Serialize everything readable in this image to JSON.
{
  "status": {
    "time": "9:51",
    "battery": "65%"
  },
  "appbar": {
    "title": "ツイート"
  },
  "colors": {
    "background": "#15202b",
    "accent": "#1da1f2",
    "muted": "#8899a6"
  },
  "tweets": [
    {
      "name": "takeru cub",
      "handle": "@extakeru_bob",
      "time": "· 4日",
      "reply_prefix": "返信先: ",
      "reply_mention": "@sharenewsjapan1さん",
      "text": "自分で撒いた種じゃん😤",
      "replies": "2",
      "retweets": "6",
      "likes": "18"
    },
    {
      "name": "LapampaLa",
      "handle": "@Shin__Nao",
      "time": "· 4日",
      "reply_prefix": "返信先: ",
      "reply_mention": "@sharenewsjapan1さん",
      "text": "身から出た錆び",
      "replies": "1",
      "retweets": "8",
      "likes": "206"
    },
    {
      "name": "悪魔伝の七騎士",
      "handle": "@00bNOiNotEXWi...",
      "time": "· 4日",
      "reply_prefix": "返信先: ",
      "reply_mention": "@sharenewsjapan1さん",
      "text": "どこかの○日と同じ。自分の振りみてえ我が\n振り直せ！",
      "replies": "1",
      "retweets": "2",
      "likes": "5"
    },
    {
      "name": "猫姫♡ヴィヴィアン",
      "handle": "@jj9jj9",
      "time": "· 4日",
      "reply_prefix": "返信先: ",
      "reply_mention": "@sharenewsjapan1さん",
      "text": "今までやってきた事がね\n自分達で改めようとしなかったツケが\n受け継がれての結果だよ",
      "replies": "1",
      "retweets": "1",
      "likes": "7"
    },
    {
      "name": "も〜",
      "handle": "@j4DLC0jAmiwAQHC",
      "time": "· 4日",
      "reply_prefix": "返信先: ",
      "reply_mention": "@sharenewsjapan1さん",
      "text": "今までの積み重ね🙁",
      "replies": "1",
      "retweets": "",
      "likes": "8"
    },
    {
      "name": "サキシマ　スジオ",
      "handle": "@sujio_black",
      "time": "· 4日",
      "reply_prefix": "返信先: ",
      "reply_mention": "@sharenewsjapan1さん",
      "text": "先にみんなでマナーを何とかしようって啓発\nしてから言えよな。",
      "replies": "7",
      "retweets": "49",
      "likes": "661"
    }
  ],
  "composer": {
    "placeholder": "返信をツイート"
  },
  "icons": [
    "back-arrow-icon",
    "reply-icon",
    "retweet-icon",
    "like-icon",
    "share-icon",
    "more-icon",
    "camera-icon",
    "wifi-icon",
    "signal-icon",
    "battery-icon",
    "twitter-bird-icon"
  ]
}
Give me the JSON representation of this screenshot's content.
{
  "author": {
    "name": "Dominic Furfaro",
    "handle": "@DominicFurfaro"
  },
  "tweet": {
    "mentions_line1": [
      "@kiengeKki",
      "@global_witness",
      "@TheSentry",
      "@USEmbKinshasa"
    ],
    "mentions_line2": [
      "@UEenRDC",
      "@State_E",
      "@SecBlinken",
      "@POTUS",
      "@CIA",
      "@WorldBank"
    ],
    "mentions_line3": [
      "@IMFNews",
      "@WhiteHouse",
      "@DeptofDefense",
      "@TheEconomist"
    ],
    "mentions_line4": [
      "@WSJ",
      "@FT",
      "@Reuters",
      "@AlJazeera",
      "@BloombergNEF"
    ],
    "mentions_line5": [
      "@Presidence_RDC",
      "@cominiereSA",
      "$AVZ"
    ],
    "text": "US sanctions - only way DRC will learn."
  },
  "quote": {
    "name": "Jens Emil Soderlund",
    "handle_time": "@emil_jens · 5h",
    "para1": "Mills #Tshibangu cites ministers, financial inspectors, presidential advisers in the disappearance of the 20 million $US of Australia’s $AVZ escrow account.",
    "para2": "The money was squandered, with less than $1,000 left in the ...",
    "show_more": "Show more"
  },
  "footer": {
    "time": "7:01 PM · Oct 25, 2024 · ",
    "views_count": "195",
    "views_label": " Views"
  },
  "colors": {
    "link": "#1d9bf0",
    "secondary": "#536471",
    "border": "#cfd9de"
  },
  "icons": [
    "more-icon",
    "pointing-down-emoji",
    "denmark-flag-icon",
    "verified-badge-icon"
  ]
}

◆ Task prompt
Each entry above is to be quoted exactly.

◆ Output of the task
Serialize everything readable in this image to JSON.
{
  "status": {
    "time": "9:51",
    "battery": "65%"
  },
  "appbar": {
    "title": "ツイート"
  },
  "colors": {
    "background": "#15202b",
    "accent": "#1da1f2",
    "muted": "#8899a6"
  },
  "tweets": [
    {
      "name": "takeru cub",
      "handle": "@extakeru_bob",
      "time": "· 4日",
      "reply_prefix": "返信先: ",
      "reply_mention": "@sharenewsjapan1さん",
      "text": "自分で撒いた種じゃん😤",
      "replies": "2",
      "retweets": "6",
      "likes": "18"
    },
    {
      "name": "LapampaLa",
      "handle": "@Shin__Nao",
      "time": "· 4日",
      "reply_prefix": "返信先: ",
      "reply_mention": "@sharenewsjapan1さん",
      "text": "身から出た錆び",
      "replies": "1",
      "retweets": "8",
      "likes": "206"
    },
    {
      "name": "悪魔伝の七騎士",
      "handle": "@00bNOiNotEXWi...",
      "time": "· 4日",
      "reply_prefix": "返信先: ",
      "reply_mention": "@sharenewsjapan1さん",
      "text": "どこかの○日と同じ。自分の振りみてえ我が\n振り直せ！",
      "replies": "1",
      "retweets": "2",
      "likes": "5"
    },
    {
      "name": "猫姫♡ヴィヴィアン",
      "handle": "@jj9jj9",
      "time": "· 4日",
      "reply_prefix": "返信先: ",
      "reply_mention": "@sharenewsjapan1さん",
      "text": "今までやってきた事がね\n自分達で改めようとしなかったツケが\n受け継がれての結果だよ",
      "replies": "1",
      "retweets": "1",
      "likes": "7"
    },
    {
      "name": "も〜",
      "handle": "@j4DLC0jAmiwAQHC",
      "time": "· 4日",
      "reply_prefix": "返信先: ",
      "reply_mention": "@sharenewsjapan1さん",
      "text": "今までの積み重ね🙁",
      "replies": "1",
      "retweets": "",
      "likes": "8"
    },
    {
      "name": "サキシマ　スジオ",
      "handle": "@sujio_black",
      "time": "· 4日",
      "reply_prefix": "返信先: ",
      "reply_mention": "@sharenewsjapan1さん",
      "text": "先にみんなでマナーを何とかしようって啓発\nしてから言えよな。",
      "replies": "7",
      "retweets": "49",
      "likes": "661"
    }
  ],
  "composer": {
    "placeholder": "返信をツイート"
  },
  "icons": [
    "back-arrow-icon",
    "reply-icon",
    "retweet-icon",
    "like-icon",
    "share-icon",
    "more-icon",
    "camera-icon",
    "wifi-icon",
    "signal-icon",
    "battery-icon",
    "twitter-bird-icon"
  ]
}
Give me the JSON representation of this screenshot's content.
{
  "author": {
    "name": "Dominic Furfaro",
    "handle": "@DominicFurfaro"
  },
  "tweet": {
    "mentions_line1": [
      "@kiengeKki",
      "@global_witness",
      "@TheSentry",
      "@USEmbKinshasa"
    ],
    "mentions_line2": [
      "@UEenRDC",
      "@State_E",
      "@SecBlinken",
      "@POTUS",
      "@CIA",
      "@WorldBank"
    ],
    "mentions_line3": [
      "@IMFNews",
      "@WhiteHouse",
      "@DeptofDefense",
      "@TheEconomist"
    ],
    "mentions_line4": [
      "@WSJ",
      "@FT",
      "@Reuters",
      "@AlJazeera",
      "@BloombergNEF"
    ],
    "mentions_line5": [
      "@Presidence_RDC",
      "@cominiereSA",
      "$AVZ"
    ],
    "text": "US sanctions - only way DRC will learn."
  },
  "quote": {
    "name": "Jens Emil Soderlund",
    "handle_time": "@emil_jens · 5h",
    "para1": "Mills #Tshibangu cites ministers, financial inspectors, presidential advisers in the disappearance of the 20 million $US of Australia’s $AVZ escrow account.",
    "para2": "The money was squandered, with less than $1,000 left in the ...",
    "show_more": "Show more"
  },
  "footer": {
    "time": "7:01 PM · Oct 25, 2024 · ",
    "views_count": "195",
    "views_label": " Views"
  },
  "colors": {
    "link": "#1d9bf0",
    "secondary": "#536471",
    "border": "#cfd9de"
  },
  "icons": [
    "more-icon",
    "pointing-down-emoji",
    "denmark-flag-icon",
    "verified-badge-icon"
  ]
}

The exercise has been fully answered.